**What is needed:**
The word to look for is "Scene". Report every line of the entries below that has it.

(Data records for software interfaces)
___
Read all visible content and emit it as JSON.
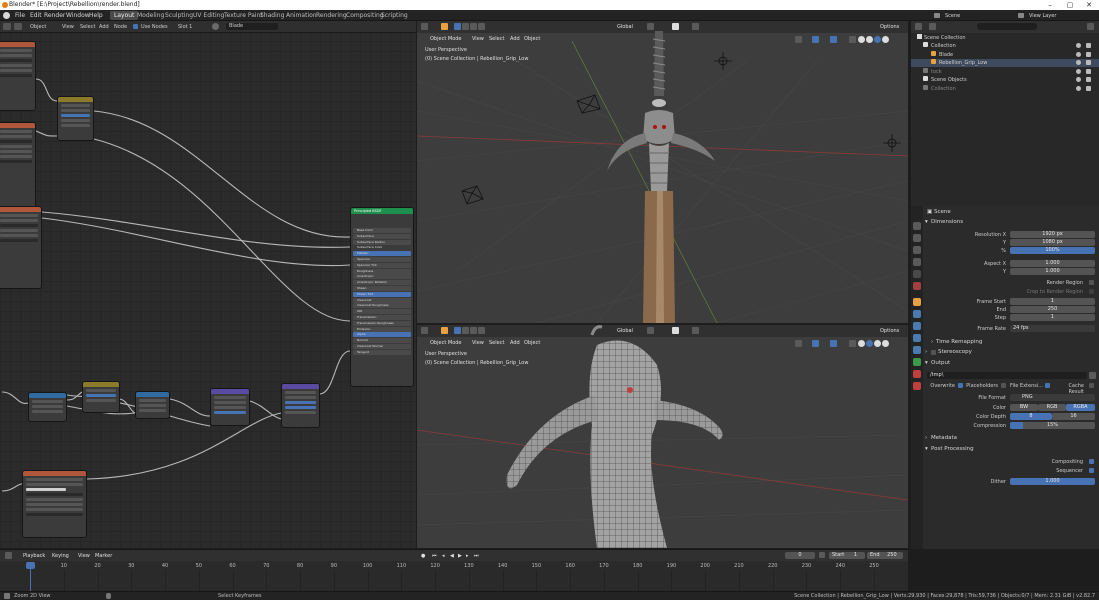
{
  "window": {
    "title": "Blender* [E:\\Project\\Rebellion\\render.blend]",
    "controls": [
      "–",
      "▢",
      "✕"
    ]
  },
  "menubar": {
    "items": [
      "File",
      "Edit",
      "Render",
      "Window",
      "Help"
    ],
    "workspaces": [
      "Layout",
      "Modeling",
      "Sculpting",
      "UV Editing",
      "Texture Paint",
      "Shading",
      "Animation",
      "Rendering",
      "Compositing",
      "Scripting"
    ],
    "active_workspace": "Layout",
    "scene": "Scene",
    "view_layer": "View Layer"
  },
  "node_editor": {
    "object_mode": "Object",
    "menus": [
      "View",
      "Select",
      "Add",
      "Node"
    ],
    "use_nodes": "Use Nodes",
    "slot": "Slot 1",
    "material": "Blade",
    "nodes": [
      {
        "title": "Principled BSDF",
        "header_color": "#1f8f4e"
      },
      {
        "title": "Mapping",
        "header_color": "#8a7a2a"
      },
      {
        "title": "Bump",
        "header_color": "#5a4aa0"
      },
      {
        "title": "Normal Map",
        "header_color": "#5a4aa0"
      },
      {
        "title": "Blade_Grip_Height",
        "header_color": "#b0563a"
      }
    ],
    "principled_inputs": [
      "Base Color",
      "Subsurface",
      "Subsurface Radius",
      "Subsurface Color",
      "Metallic",
      "Specular",
      "Specular Tint",
      "Roughness",
      "Anisotropic",
      "Anisotropic Rotation",
      "Sheen",
      "Sheen Tint",
      "Clearcoat",
      "Clearcoat Roughness",
      "IOR",
      "Transmission",
      "Transmission Roughness",
      "Emission",
      "Alpha",
      "Normal",
      "Clearcoat Normal",
      "Tangent"
    ]
  },
  "viewport_top": {
    "mode": "Object Mode",
    "menus": [
      "View",
      "Select",
      "Add",
      "Object"
    ],
    "orientation": "Global",
    "options": "Options",
    "perspective": "User Perspective",
    "collection": "(0) Scene Collection | Rebellion_Grip_Low"
  },
  "viewport_bottom": {
    "mode": "Object Mode",
    "menus": [
      "View",
      "Select",
      "Add",
      "Object"
    ],
    "orientation": "Global",
    "options": "Options",
    "perspective": "User Perspective",
    "collection": "(0) Scene Collection | Rebellion_Grip_Low"
  },
  "outliner": {
    "root": "Scene Collection",
    "rows": [
      {
        "label": "Collection",
        "indent": 1
      },
      {
        "label": "Blade",
        "indent": 2
      },
      {
        "label": "Rebellion_Grip_Low",
        "indent": 2
      },
      {
        "label": "tock",
        "indent": 1
      },
      {
        "label": "Scene Objects",
        "indent": 1
      },
      {
        "label": "Collection",
        "indent": 1
      }
    ]
  },
  "properties": {
    "context": "Scene",
    "dimensions": {
      "section": "Dimensions",
      "resolution_x_label": "Resolution X",
      "resolution_x": "1920 px",
      "y_label": "Y",
      "resolution_y": "1080 px",
      "percent_label": "%",
      "percent": "100%",
      "aspect_x_label": "Aspect X",
      "aspect_x": "1.000",
      "aspect_y_label": "Y",
      "aspect_y": "1.000",
      "render_region": "Render Region",
      "crop": "Crop to Render Region",
      "frame_start_label": "Frame Start",
      "frame_start": "1",
      "end_label": "End",
      "end": "250",
      "step_label": "Step",
      "step": "1",
      "frame_rate_label": "Frame Rate",
      "frame_rate": "24 fps"
    },
    "time_remapping": "Time Remapping",
    "stereoscopy": "Stereoscopy",
    "output": {
      "section": "Output",
      "path": "/tmp\\",
      "overwrite": "Overwrite",
      "placeholders": "Placeholders",
      "file_extensions": "File Extensi...",
      "cache_result": "Cache Result",
      "file_format_label": "File Format",
      "file_format": "PNG",
      "color_label": "Color",
      "color_options": [
        "BW",
        "RGB",
        "RGBA"
      ],
      "color_selected": "RGBA",
      "color_depth_label": "Color Depth",
      "depth_options": [
        "8",
        "16"
      ],
      "depth_selected": "8",
      "compression_label": "Compression",
      "compression": "15%",
      "compression_value": 0.15
    },
    "metadata": "Metadata",
    "post_processing": {
      "section": "Post Processing",
      "compositing": "Compositing",
      "sequencer": "Sequencer",
      "dither_label": "Dither",
      "dither": "1.000"
    }
  },
  "timeline": {
    "menus": [
      "Playback",
      "Keying",
      "View",
      "Marker"
    ],
    "current_frame": "0",
    "start_label": "Start",
    "start": "1",
    "end_label": "End",
    "end": "250",
    "ticks": [
      "0",
      "10",
      "20",
      "30",
      "40",
      "50",
      "60",
      "70",
      "80",
      "90",
      "100",
      "110",
      "120",
      "130",
      "140",
      "150",
      "160",
      "170",
      "180",
      "190",
      "200",
      "210",
      "220",
      "230",
      "240",
      "250"
    ]
  },
  "statusbar": {
    "left": "Zoom 2D View",
    "middle": "Select Keyframes",
    "right": "Scene Collection | Rebellion_Grip_Low | Verts:29,930 | Faces:29,878 | Tris:59,736 | Objects:0/7 | Mem: 2.31 GiB | v2.82.7"
  },
  "colors": {
    "accent": "#4772b3",
    "active_object": "#e8a040",
    "node_bg": "#2b2b2b",
    "viewport_bg": "#3d3d3d"
  }
}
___
**Result of this exercise:**
    "scene": "Scene",
    "collection": "(0) Scene Collection | Rebellion_Grip_Low"
    "collection": "(0) Scene Collection | Rebellion_Grip_Low"
    "root": "Scene Collection",
        "label": "Scene Objects",
    "context": "Scene",
    "right": "Scene Collection | Rebellion_Grip_Low | Verts:29,930 | Faces:29,878 | Tris:59,736 | Objects:0/7 | Mem: 2.31 GiB | v2.82.7"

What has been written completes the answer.